Each year, the government faces a massive shortfall in tax collections: the annual difference between the amount taxpayers owe the government and the amount the government actually receives is nearly $400 billion dollars. The questions of when and why taxpayers choose to comply with the tax law are thus pressing ones for scholars and policymakers.…


Double Immunity

by  Aaron Tang

The Rehnquist Court’s so-called “Federalism Revolution” has received no shortage of scholarly attention. Under the conventional narrative, the Court pushed back against the encroaching tide of federal power in three spheres: it limited the scope of Congress’s Commerce Clause authority, struck down laws infringing upon state sovereignty under the Tenth Amendment, and expanded the doctrine of state sovereign immunity to…


Torts and Estates

Remedying Wrongful Interference with Inheritance
by  John C.P. Goldberg & Robert H. Sitkoff

This Article examines the nature, origin, and policy soundness of the tort of interference with inheritance. We argue that the tort should be repudiated because it is conceptually and practically unsound. Endorsed by the Second Restatement of Torts and recognized by the U.S. Supreme Court in a recent decision, the tort has been adopted by…

Book Review

Woman Lawyer: The Trials of Clara Foltz

by  Ruth Bader Ginsburg

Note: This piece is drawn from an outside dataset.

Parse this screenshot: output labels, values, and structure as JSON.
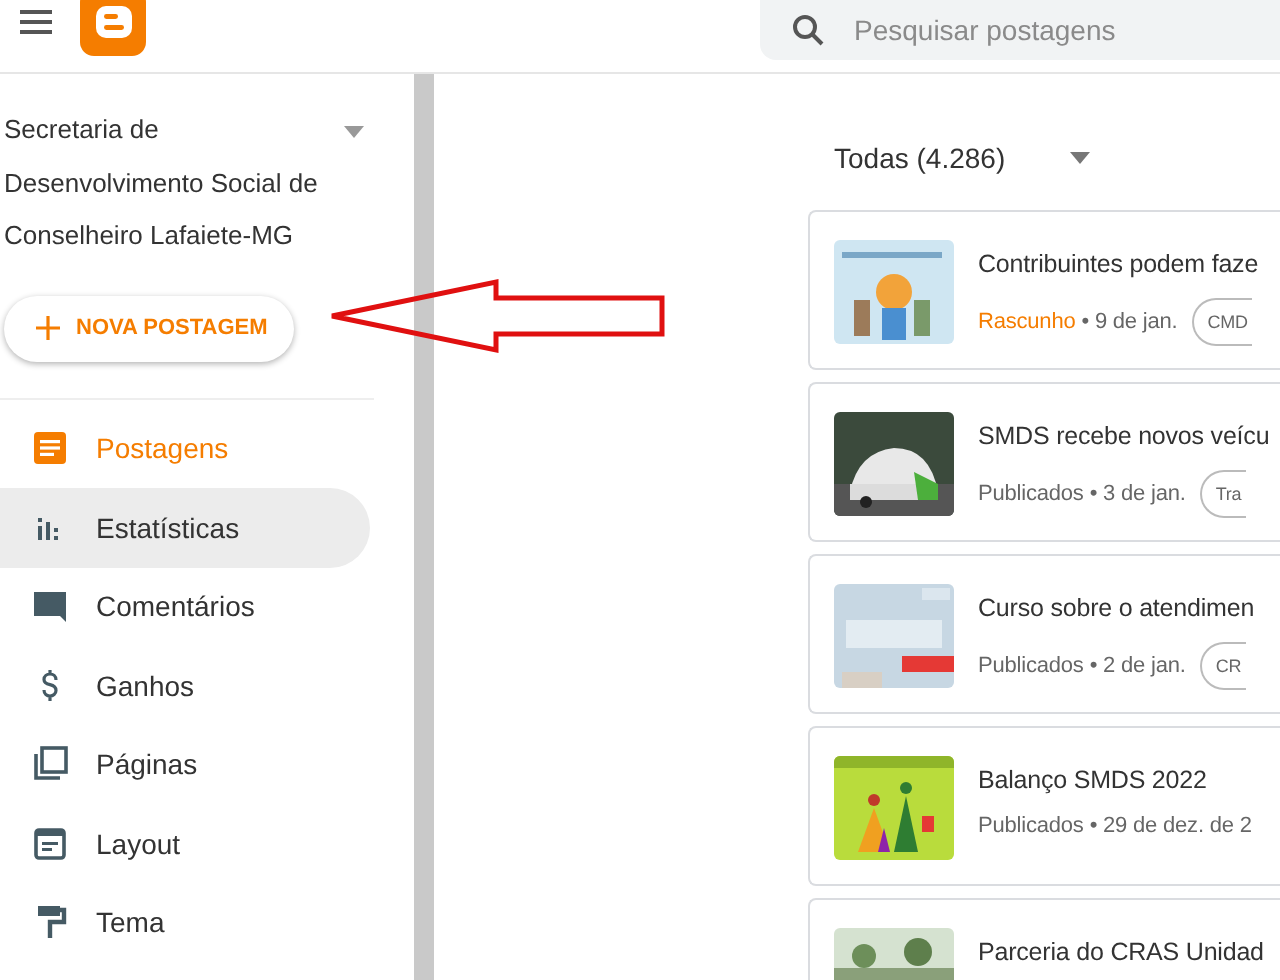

Called “Portia of the Pacific,” Clara Shortridge Foltz, who lived from 1849 until 1934, was the first woman admitted to the practice of law in California, and achieved many other “firsts” in her long professional career. Famous as she was in her day, her name was little known when Barbara Babcock set out, in the…